++++ RECORDS SUPPLIED ++++

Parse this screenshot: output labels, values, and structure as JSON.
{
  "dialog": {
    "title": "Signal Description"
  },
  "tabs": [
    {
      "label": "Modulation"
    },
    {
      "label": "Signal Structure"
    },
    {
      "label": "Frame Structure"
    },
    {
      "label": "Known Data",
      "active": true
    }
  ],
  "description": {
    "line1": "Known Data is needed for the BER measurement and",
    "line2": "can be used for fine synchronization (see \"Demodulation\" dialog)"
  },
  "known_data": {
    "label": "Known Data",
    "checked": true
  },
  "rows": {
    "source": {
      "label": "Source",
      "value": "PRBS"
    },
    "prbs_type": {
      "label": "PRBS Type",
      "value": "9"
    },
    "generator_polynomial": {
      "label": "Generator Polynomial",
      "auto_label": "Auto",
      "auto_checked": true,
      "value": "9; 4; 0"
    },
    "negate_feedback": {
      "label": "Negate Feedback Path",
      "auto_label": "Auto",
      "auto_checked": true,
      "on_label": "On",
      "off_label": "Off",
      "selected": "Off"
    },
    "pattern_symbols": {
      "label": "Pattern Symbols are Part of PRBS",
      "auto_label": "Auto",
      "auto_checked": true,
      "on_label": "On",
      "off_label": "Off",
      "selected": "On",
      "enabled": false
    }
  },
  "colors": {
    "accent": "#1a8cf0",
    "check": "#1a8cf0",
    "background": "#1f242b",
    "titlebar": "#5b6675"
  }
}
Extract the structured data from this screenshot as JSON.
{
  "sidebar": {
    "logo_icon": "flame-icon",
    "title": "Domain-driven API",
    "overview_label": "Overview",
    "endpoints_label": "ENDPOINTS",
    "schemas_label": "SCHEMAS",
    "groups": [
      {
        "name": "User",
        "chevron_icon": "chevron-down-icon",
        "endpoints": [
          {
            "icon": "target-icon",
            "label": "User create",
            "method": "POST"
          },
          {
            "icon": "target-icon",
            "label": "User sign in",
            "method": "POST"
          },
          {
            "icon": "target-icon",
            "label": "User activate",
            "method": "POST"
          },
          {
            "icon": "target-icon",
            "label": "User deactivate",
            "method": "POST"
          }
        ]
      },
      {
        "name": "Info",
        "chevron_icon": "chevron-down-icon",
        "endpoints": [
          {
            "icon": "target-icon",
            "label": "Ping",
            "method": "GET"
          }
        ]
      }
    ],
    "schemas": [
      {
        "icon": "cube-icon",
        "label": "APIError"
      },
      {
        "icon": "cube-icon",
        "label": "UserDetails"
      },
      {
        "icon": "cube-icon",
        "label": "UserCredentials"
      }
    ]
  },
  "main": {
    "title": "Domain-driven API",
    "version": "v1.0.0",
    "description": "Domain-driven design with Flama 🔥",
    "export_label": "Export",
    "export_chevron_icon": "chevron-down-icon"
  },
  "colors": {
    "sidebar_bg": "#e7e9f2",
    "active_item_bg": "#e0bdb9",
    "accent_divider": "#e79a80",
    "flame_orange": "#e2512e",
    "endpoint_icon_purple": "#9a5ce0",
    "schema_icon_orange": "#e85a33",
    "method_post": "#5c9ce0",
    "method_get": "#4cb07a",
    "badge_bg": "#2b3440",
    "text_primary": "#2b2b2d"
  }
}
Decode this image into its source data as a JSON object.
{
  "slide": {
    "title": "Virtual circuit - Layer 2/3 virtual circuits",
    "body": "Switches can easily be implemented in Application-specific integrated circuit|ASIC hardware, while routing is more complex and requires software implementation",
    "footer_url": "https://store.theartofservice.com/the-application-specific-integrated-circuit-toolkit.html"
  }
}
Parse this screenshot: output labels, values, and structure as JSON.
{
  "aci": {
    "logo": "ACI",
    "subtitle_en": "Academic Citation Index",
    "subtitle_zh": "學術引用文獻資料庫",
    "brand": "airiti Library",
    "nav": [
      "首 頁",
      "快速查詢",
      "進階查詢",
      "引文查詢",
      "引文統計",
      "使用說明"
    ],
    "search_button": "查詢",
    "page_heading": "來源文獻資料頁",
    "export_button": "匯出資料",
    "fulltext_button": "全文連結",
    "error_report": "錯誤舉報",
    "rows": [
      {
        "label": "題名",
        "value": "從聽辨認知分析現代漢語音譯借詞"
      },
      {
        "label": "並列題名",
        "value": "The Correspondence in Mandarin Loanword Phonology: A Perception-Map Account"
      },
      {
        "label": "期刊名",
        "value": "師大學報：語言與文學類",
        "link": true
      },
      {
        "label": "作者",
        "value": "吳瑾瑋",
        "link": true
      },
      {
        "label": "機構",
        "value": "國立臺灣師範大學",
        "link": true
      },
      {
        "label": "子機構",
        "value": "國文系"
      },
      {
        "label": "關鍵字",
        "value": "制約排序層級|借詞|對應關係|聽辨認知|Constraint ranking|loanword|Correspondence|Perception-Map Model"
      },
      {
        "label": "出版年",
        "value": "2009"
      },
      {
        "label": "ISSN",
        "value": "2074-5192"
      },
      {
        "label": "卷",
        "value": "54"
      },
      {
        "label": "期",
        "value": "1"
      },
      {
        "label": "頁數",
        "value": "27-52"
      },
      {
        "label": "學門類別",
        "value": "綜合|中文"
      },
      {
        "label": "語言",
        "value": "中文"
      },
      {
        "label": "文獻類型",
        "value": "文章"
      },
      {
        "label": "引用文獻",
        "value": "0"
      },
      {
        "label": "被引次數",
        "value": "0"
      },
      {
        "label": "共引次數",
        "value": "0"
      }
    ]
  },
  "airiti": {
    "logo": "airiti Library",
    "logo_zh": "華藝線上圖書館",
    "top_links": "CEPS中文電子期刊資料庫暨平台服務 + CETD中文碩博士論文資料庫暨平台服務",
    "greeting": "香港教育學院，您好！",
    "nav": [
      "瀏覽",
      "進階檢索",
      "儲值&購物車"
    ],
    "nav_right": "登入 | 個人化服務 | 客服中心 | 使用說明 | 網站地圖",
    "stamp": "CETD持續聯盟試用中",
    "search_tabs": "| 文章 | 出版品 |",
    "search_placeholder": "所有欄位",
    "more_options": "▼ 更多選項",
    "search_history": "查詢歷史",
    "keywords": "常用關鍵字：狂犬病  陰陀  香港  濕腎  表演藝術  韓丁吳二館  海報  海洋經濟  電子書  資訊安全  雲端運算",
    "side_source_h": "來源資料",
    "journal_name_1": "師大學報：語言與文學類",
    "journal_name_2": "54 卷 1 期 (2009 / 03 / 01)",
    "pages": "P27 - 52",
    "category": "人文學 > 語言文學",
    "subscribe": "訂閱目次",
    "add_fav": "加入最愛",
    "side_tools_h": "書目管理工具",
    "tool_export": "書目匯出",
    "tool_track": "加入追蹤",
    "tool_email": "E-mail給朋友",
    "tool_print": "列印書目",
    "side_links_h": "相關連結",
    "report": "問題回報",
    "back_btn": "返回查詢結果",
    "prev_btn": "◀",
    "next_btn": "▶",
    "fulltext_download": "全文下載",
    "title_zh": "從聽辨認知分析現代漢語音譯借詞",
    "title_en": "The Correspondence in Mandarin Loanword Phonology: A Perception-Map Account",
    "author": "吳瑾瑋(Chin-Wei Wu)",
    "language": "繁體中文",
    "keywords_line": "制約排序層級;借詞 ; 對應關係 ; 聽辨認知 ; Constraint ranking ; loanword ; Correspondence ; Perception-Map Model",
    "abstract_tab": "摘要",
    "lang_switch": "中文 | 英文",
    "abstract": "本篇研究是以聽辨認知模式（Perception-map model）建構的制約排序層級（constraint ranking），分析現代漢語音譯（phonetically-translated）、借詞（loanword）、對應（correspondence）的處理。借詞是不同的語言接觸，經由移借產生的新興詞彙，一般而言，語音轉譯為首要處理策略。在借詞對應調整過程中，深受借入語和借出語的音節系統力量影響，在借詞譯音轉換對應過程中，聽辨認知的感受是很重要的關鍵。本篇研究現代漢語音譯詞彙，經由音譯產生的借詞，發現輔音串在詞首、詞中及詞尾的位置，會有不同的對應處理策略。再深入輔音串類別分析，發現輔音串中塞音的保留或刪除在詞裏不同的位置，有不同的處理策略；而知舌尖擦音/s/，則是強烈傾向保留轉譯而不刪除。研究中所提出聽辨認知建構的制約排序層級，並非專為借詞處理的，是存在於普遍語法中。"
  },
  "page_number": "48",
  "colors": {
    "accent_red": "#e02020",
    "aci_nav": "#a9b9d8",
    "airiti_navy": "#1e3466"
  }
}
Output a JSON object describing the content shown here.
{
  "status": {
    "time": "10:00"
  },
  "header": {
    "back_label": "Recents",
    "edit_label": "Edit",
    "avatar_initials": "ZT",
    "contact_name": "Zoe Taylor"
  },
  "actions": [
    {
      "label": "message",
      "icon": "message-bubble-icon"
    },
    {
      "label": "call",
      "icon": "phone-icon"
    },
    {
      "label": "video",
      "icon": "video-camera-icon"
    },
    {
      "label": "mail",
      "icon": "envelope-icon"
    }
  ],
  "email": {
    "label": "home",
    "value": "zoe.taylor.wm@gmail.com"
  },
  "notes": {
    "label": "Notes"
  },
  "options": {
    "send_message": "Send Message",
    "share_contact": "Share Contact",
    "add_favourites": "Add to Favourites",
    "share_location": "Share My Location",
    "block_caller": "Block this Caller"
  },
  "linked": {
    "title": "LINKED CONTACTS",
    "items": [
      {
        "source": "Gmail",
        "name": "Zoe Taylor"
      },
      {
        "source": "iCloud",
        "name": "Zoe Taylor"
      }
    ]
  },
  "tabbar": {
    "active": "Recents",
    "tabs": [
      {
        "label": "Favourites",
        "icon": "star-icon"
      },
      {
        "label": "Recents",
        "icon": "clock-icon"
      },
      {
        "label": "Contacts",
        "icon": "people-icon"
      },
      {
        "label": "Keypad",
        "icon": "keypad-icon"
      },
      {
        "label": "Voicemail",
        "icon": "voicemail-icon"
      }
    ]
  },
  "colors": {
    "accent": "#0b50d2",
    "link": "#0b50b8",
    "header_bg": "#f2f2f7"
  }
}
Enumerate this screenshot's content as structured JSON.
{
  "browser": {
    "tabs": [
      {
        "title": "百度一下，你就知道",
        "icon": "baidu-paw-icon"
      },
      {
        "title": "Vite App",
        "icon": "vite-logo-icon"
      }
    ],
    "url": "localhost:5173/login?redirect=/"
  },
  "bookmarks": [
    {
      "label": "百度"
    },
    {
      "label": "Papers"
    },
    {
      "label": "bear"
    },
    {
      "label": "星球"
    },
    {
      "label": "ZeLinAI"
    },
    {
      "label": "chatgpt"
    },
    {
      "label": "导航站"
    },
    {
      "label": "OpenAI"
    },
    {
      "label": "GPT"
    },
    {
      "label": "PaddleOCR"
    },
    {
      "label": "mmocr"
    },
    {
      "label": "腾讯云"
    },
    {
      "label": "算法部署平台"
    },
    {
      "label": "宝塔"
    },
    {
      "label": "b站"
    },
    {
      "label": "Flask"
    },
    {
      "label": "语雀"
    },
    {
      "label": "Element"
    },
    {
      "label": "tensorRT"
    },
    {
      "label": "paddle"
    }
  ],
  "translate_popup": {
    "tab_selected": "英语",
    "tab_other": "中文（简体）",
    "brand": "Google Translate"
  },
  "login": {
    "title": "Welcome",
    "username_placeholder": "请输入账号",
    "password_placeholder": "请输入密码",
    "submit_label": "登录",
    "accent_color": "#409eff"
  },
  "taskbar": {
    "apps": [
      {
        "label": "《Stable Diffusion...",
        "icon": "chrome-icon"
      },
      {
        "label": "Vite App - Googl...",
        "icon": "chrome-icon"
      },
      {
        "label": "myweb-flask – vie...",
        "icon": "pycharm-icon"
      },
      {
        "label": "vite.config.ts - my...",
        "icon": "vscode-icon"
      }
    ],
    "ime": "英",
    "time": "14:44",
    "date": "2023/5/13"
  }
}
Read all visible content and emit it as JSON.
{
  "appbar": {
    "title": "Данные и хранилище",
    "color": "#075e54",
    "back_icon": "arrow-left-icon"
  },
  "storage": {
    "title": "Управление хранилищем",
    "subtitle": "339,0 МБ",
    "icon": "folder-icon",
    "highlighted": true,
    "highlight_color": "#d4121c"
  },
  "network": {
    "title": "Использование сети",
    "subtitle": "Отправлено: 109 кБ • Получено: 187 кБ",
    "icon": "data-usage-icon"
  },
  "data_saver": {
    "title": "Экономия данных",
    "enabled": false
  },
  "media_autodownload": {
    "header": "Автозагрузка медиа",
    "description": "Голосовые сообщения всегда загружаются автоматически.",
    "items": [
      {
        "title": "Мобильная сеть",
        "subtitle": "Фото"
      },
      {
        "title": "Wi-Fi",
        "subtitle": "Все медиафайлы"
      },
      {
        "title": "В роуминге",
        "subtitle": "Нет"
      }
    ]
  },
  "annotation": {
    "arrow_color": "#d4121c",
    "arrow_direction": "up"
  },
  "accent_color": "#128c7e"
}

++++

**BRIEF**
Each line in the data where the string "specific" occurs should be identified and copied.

**EXERCISE OUTPUT**
    "body": "Switches can easily be implemented in Application-specific integrated circuit|ASIC hardware, while routing is more complex and requires software implementation",
    "footer_url": "https://store.theartofservice.com/the-application-specific-integrated-circuit-toolkit.html"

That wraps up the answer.